Mind-reading software – seems like something that would only appear in a Sci-Fi movie or video game, right? Think again. To better understand the brain, researcher Tan Le developed new technology that can read brainwaves like never done before. To give researchers a better idea of what goes on inside our heads, the innovative headset uses sensors that pick up electric signals from the brain to read the wearer’s thoughts, feelings, and expressions.
If (and when) this powerful brain-reading device goes mainstream, I can think of a million interesting (and perhaps scary) uses! For example, if ediscovery professionals were asked to don this technology and think about predictive coding, it would probably register mixed feelings. While predictive coding is a central topic in today’s discussion of ediscovery, many legal professionals find predictive coding as hard to understand as brain science.
Attorneys are told that predictive coding technology can find key documents faster and with fewer human reviewers, thereby saving hours, days, and potentially weeks of document review – not to mention significantly reducing litigation expenditures along the way. However, for most legal professionals, this description tends to seem too good to be true and raises countless questions about implementation, training, accuracy, and defensibility. Simply put, many practitioners are proceeding with caution due to a lack of concrete information about this technology and best practices.
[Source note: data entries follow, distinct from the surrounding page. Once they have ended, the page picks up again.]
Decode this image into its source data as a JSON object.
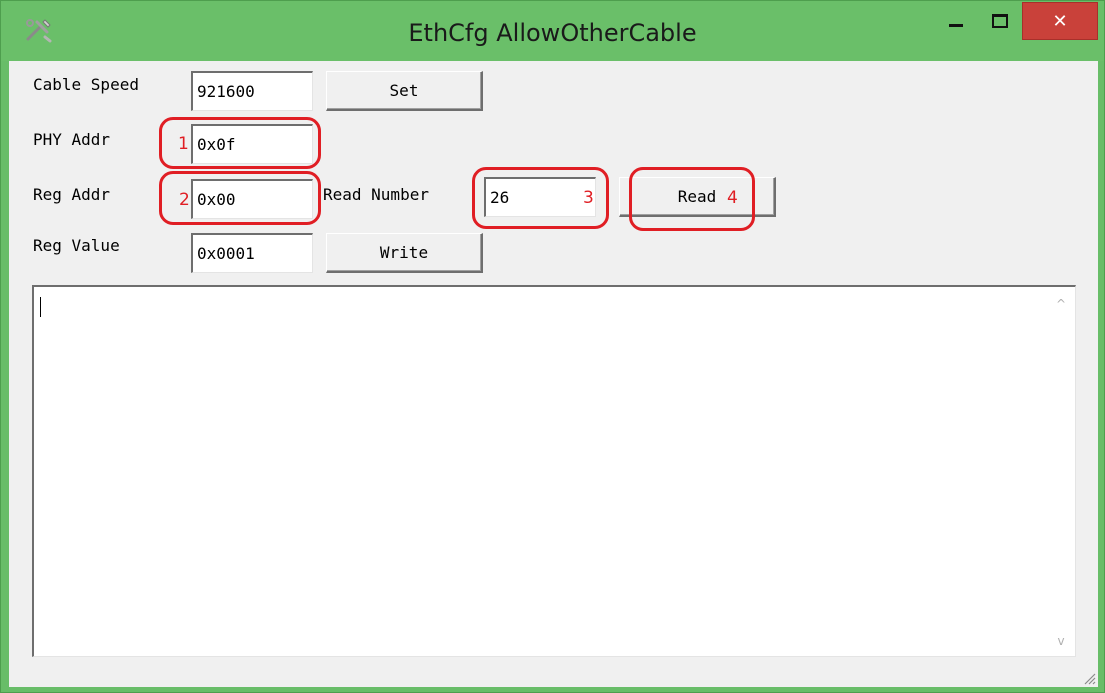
{
  "window": {
    "title": "EthCfg AllowOtherCable",
    "close_glyph": "✕"
  },
  "form": {
    "cable_speed_label": "Cable Speed",
    "cable_speed_value": "921600",
    "set_label": "Set",
    "phy_addr_label": "PHY Addr",
    "phy_addr_value": "0x0f",
    "reg_addr_label": "Reg Addr",
    "reg_addr_value": "0x00",
    "read_number_label": "Read Number",
    "read_number_value": "26",
    "read_label": "Read",
    "reg_value_label": "Reg Value",
    "reg_value_value": "0x0001",
    "write_label": "Write"
  },
  "annotations": {
    "n1": "1",
    "n2": "2",
    "n3": "3",
    "n4": "4",
    "color": "#e01e24"
  },
  "output": {
    "text": "",
    "scroll_up_glyph": "^",
    "scroll_down_glyph": "v"
  },
  "icons": {
    "app": "tools-icon",
    "minimize": "minimize-icon",
    "maximize": "maximize-icon",
    "close": "close-icon",
    "resize": "resize-grip-icon"
  },
  "colors": {
    "titlebar": "#6abf69",
    "close_button": "#c9413a",
    "client": "#f0f0f0"
  }
}
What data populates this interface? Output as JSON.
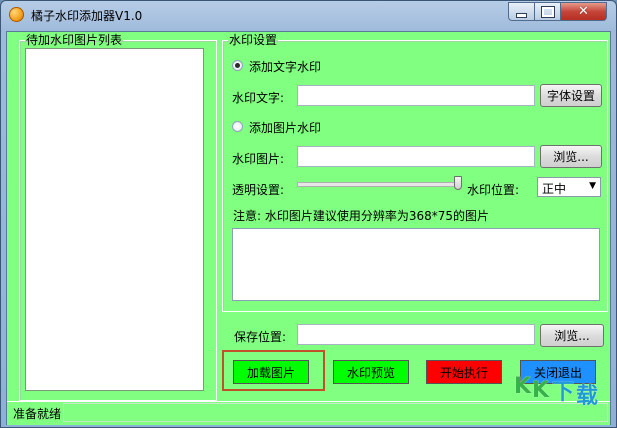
{
  "window": {
    "title": "橘子水印添加器V1.0"
  },
  "left_panel": {
    "legend": "待加水印图片列表"
  },
  "settings": {
    "legend": "水印设置",
    "add_text_radio": "添加文字水印",
    "text_label": "水印文字:",
    "text_value": "",
    "font_button": "字体设置",
    "add_image_radio": "添加图片水印",
    "image_label": "水印图片:",
    "image_value": "",
    "browse_button": "浏览...",
    "opacity_label": "透明设置:",
    "opacity_level": 1.0,
    "position_label": "水印位置:",
    "position_value": "正中",
    "note": "注意: 水印图片建议使用分辨率为368*75的图片"
  },
  "save": {
    "label": "保存位置:",
    "value": "",
    "browse_button": "浏览..."
  },
  "actions": {
    "load": "加载图片",
    "preview": "水印预览",
    "start": "开始执行",
    "exit": "关闭退出"
  },
  "colors": {
    "client_bg": "#80ff80",
    "load_bg": "#00ff00",
    "preview_bg": "#00ff00",
    "start_bg": "#ff0000",
    "exit_bg": "#1e90ff"
  },
  "status": {
    "text": "准备就绪"
  },
  "watermark_logo": "KK下载"
}
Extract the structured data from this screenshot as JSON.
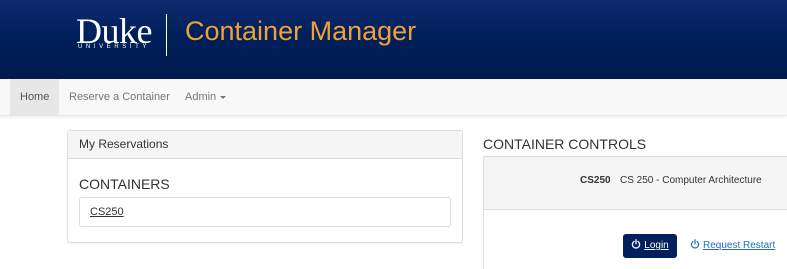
{
  "header": {
    "logo_wordmark": "Duke",
    "logo_subtext": "UNIVERSITY",
    "app_title": "Container Manager",
    "colors": {
      "header_bg": "#00205b",
      "title": "#f0a03a"
    }
  },
  "nav": {
    "items": [
      {
        "label": "Home",
        "active": true
      },
      {
        "label": "Reserve a Container",
        "active": false
      },
      {
        "label": "Admin",
        "active": false,
        "dropdown": true
      }
    ]
  },
  "reservations": {
    "heading": "My Reservations",
    "section_title": "CONTAINERS",
    "containers": [
      "CS250"
    ]
  },
  "controls": {
    "title": "CONTAINER CONTROLS",
    "course_code": "CS250",
    "course_name": "CS 250 - Computer Architecture",
    "login_label": "Login",
    "restart_label": "Request Restart",
    "login_icon": "power-icon",
    "restart_icon": "power-icon"
  }
}
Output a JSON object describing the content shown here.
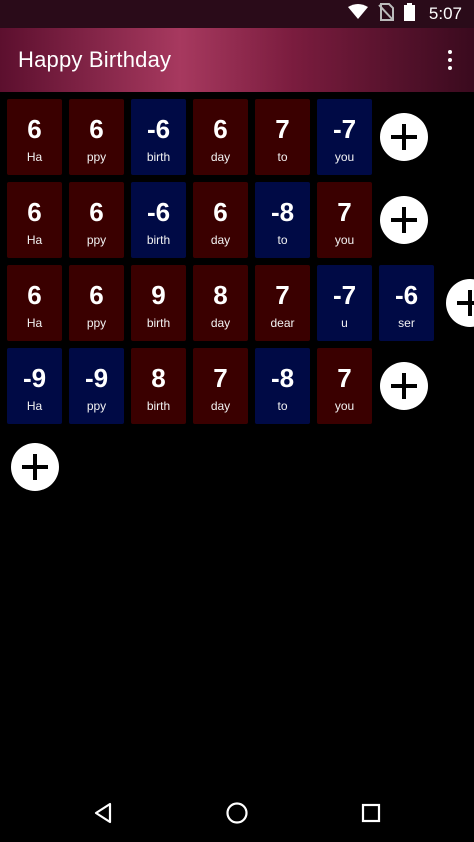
{
  "status_bar": {
    "time": "5:07",
    "icons": [
      "wifi-icon",
      "no-sim-icon",
      "battery-icon"
    ]
  },
  "app_bar": {
    "title": "Happy Birthday",
    "menu_icon": "more-vert-icon"
  },
  "rows": [
    {
      "tiles": [
        {
          "number": "6",
          "word": "Ha",
          "sign": "pos"
        },
        {
          "number": "6",
          "word": "ppy",
          "sign": "pos"
        },
        {
          "number": "-6",
          "word": "birth",
          "sign": "neg"
        },
        {
          "number": "6",
          "word": "day",
          "sign": "pos"
        },
        {
          "number": "7",
          "word": "to",
          "sign": "pos"
        },
        {
          "number": "-7",
          "word": "you",
          "sign": "neg"
        }
      ]
    },
    {
      "tiles": [
        {
          "number": "6",
          "word": "Ha",
          "sign": "pos"
        },
        {
          "number": "6",
          "word": "ppy",
          "sign": "pos"
        },
        {
          "number": "-6",
          "word": "birth",
          "sign": "neg"
        },
        {
          "number": "6",
          "word": "day",
          "sign": "pos"
        },
        {
          "number": "-8",
          "word": "to",
          "sign": "neg"
        },
        {
          "number": "7",
          "word": "you",
          "sign": "pos"
        }
      ]
    },
    {
      "tiles": [
        {
          "number": "6",
          "word": "Ha",
          "sign": "pos"
        },
        {
          "number": "6",
          "word": "ppy",
          "sign": "pos"
        },
        {
          "number": "9",
          "word": "birth",
          "sign": "pos"
        },
        {
          "number": "8",
          "word": "day",
          "sign": "pos"
        },
        {
          "number": "7",
          "word": "dear",
          "sign": "pos"
        },
        {
          "number": "-7",
          "word": "u",
          "sign": "neg"
        },
        {
          "number": "-6",
          "word": "ser",
          "sign": "neg"
        }
      ]
    },
    {
      "tiles": [
        {
          "number": "-9",
          "word": "Ha",
          "sign": "neg"
        },
        {
          "number": "-9",
          "word": "ppy",
          "sign": "neg"
        },
        {
          "number": "8",
          "word": "birth",
          "sign": "pos"
        },
        {
          "number": "7",
          "word": "day",
          "sign": "pos"
        },
        {
          "number": "-8",
          "word": "to",
          "sign": "neg"
        },
        {
          "number": "7",
          "word": "you",
          "sign": "pos"
        }
      ]
    }
  ],
  "colors": {
    "positive_tile": "#3a0000",
    "negative_tile": "#000a45",
    "add_button": "#ffffff"
  },
  "nav_bar": {
    "buttons": [
      "back-icon",
      "home-icon",
      "recents-icon"
    ]
  }
}
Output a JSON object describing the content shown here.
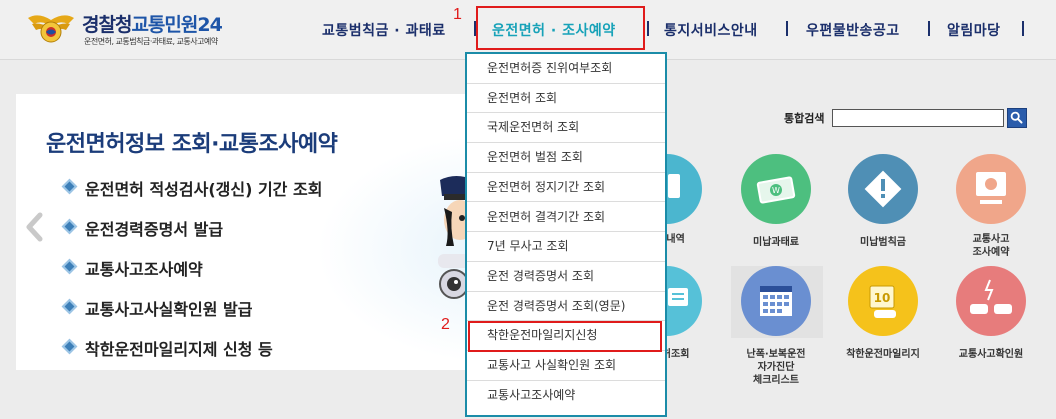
{
  "header": {
    "logo_title_a": "경찰청",
    "logo_title_b": "교통민원24",
    "logo_subtitle": "운전면허, 교통범칙금·과태료, 교통사고예약"
  },
  "nav": {
    "items": [
      {
        "label": "교통범칙금 · 과태료"
      },
      {
        "label": "운전면허 · 조사예약"
      },
      {
        "label": "통지서비스안내"
      },
      {
        "label": "우편물반송공고"
      },
      {
        "label": "알림마당"
      }
    ],
    "marker_1": "1",
    "marker_2": "2"
  },
  "panel": {
    "title": "운전면허정보 조회·교통조사예약",
    "items": [
      "운전면허 적성검사(갱신) 기간 조회",
      "운전경력증명서 발급",
      "교통사고조사예약",
      "교통사고사실확인원 발급",
      "착한운전마일리지제 신청 등"
    ]
  },
  "dropdown": {
    "items": [
      "운전면허증 진위여부조회",
      "운전면허 조회",
      "국제운전면허 조회",
      "운전면허 벌점 조회",
      "운전면허 정지기간 조회",
      "운전면허 결격기간 조회",
      "7년 무사고 조회",
      "운전 경력증명서 조회",
      "운전 경력증명서 조회(영문)",
      "착한운전마일리지신청",
      "교통사고 사실확인원 조회",
      "교통사고조사예약"
    ],
    "highlighted_index": 9
  },
  "search": {
    "label": "통합검색",
    "value": ""
  },
  "quick": {
    "row1": [
      "통내역",
      "미납과태료",
      "미납범칙금",
      "교통사고\n조사예약"
    ],
    "row2": [
      "면허조회",
      "난폭·보복운전\n자가진단\n체크리스트",
      "착한운전마일리지",
      "교통사고확인원"
    ]
  },
  "colors": {
    "brand_navy": "#1b2f6b",
    "active_teal": "#17a2b8",
    "highlight_red": "#e01b1b",
    "dropdown_border": "#1b8ca8"
  }
}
Kroll Ontrack’s goal: to demystify the technology and best practices for implementing predictive coding. Until the distant future (or perhaps not-so-distant future?) when legal document review can be conducted using mind-reading, brainwave technology, Kroll Ontrack has developed a new Predictive Coding Guide to shed light on the “nuts and bolts” of getting an ediscovery project off the ground with predictive coding. With a behind-the-curtain view of the predictive coding process, this is the most comprehensive guide to understanding and leveraging predictive coding in the litigation process.